Yet article 23.1 of the Universal Declaration of Human Rights states:
Everyone has the right to work, to free choice of employment, to just and favourable conditions of work and to protection against unemployment.
If people seeking asylum were able to work they would not need to be supported for extended periods and could contribute to the economy through increased tax revenues and consumer spending. Research has demonstrated that even with a modest labour force participation rate of 25% among people seeking asylum a saving of £43.5m could be made each year from the asylum support budget if the permission to work rules were liberalised. Further arguments why asylum seekers should be allowed to work on the Help Refugees website.
So why are they banned from working?
In an attempt to remove the perception that the United Kingdom was a “soft touch” for asylum seekers and the public perception that asylum seekers were taking away money from benefits that citizens of Britain are entitled to, the early 2000s saw the government introduce a number of controversial new laws. These laws provide that asylum seekers are not permitted to work, allow for administrative detention, limit the benefits provided, and enable benefits to be withdrawn if it is believed the applicant did not make a claim for asylum within a reasonably practicable time. Asylum seekers from countries that are deemed “safe” and those whose claims are “clearly unfounded” are detained and can be removed from the UK while they appeal the decision to deny them asylum.
Section 95 of the Immigration and Asylum Act 1999 provides that the Home Office has a duty to provide support to asylum seekers. Section 116 of this Act states that it is the responsibility of the Home Office to provide accommodation and support to asylum seekers who would otherwise be destitute.
While people are waiting for their asylum claim to be processed they receive £37.75 per week for each person aged over 3 in a household. In addition they receive free healthcare, education for children and furnished accommodation including utilities provided they agree to live where they are told, which could be anywhere in the UK.

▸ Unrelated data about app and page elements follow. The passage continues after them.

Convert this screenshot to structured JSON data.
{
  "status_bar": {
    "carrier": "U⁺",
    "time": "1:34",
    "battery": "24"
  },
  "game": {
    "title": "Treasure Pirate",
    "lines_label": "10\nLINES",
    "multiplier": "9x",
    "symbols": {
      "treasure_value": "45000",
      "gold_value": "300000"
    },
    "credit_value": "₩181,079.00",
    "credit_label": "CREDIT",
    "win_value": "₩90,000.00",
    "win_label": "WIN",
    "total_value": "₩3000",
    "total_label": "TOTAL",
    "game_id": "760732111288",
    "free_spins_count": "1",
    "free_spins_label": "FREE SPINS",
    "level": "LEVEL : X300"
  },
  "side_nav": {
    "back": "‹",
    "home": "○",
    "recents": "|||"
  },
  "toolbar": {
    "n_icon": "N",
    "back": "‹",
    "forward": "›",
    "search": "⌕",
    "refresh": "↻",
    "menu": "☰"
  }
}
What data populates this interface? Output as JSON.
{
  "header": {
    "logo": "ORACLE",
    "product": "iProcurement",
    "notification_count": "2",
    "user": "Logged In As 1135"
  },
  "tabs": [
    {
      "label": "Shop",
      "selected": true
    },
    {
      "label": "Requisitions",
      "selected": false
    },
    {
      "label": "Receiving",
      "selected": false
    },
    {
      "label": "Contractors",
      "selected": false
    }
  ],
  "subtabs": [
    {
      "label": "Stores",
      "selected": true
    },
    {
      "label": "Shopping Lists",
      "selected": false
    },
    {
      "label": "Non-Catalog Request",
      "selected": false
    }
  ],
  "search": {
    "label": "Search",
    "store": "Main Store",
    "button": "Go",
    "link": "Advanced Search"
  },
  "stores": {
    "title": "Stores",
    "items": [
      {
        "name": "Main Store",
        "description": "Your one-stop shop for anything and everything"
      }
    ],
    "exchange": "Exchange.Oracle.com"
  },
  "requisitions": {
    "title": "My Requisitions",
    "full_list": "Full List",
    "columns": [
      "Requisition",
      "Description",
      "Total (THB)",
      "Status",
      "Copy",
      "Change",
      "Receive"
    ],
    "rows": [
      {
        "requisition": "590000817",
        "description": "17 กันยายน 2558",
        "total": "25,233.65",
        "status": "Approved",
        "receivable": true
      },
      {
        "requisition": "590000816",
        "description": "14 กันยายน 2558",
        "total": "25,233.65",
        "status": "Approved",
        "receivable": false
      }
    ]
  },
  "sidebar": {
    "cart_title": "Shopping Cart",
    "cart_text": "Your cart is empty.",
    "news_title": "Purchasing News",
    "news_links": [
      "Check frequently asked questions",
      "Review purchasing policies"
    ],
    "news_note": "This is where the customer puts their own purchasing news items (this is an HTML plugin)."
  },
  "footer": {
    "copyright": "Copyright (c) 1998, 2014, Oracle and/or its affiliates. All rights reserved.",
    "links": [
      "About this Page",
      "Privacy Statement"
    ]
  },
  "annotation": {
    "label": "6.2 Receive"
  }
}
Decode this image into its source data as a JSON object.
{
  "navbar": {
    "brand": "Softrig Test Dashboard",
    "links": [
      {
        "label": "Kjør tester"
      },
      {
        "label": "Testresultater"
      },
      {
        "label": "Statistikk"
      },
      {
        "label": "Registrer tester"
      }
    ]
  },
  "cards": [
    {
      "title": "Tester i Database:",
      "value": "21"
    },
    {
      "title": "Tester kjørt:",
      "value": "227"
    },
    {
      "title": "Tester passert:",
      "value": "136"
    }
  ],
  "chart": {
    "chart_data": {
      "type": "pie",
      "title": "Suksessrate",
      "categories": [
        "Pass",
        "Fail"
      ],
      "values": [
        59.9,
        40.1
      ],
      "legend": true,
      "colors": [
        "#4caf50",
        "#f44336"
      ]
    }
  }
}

The government has reported that as of March 2015 approximately 20,400 asylum seekers awaiting a final determination were being provided with support under section 95 of the Asylum Act. In the calendar year 2014–15 the cost of this support was estimated at £100 million.
Failed asylum seekers who are taking all reasonable steps to leave the UK but are unable to do so for reasons beyond their control may also continue to receive support under section 4 of the Immigration Act 1999 if they will otherwise become destitute within a fourteen-day period. This support is known as section 4 support and is £35.39 per person on a payment card. They receive no cash. As of March 31, 2015, approximately 4,900 failed asylum seekers were receiving support under this section at an estimated cost of £28 million.
The government has noted that the “large amounts of money” spent supporting failed asylum seekers “is wrong in principle and sends entirely the wrong message to those migrants who do not require our protection but who may seek to exploit the system. It also undermines public confidence in our asylum system.” It is seeking to reform the system of support for failed asylum seekers and has introduced an immigration bill that would repeal the requirement to provide support to failed asylum seekers, with certain exceptions.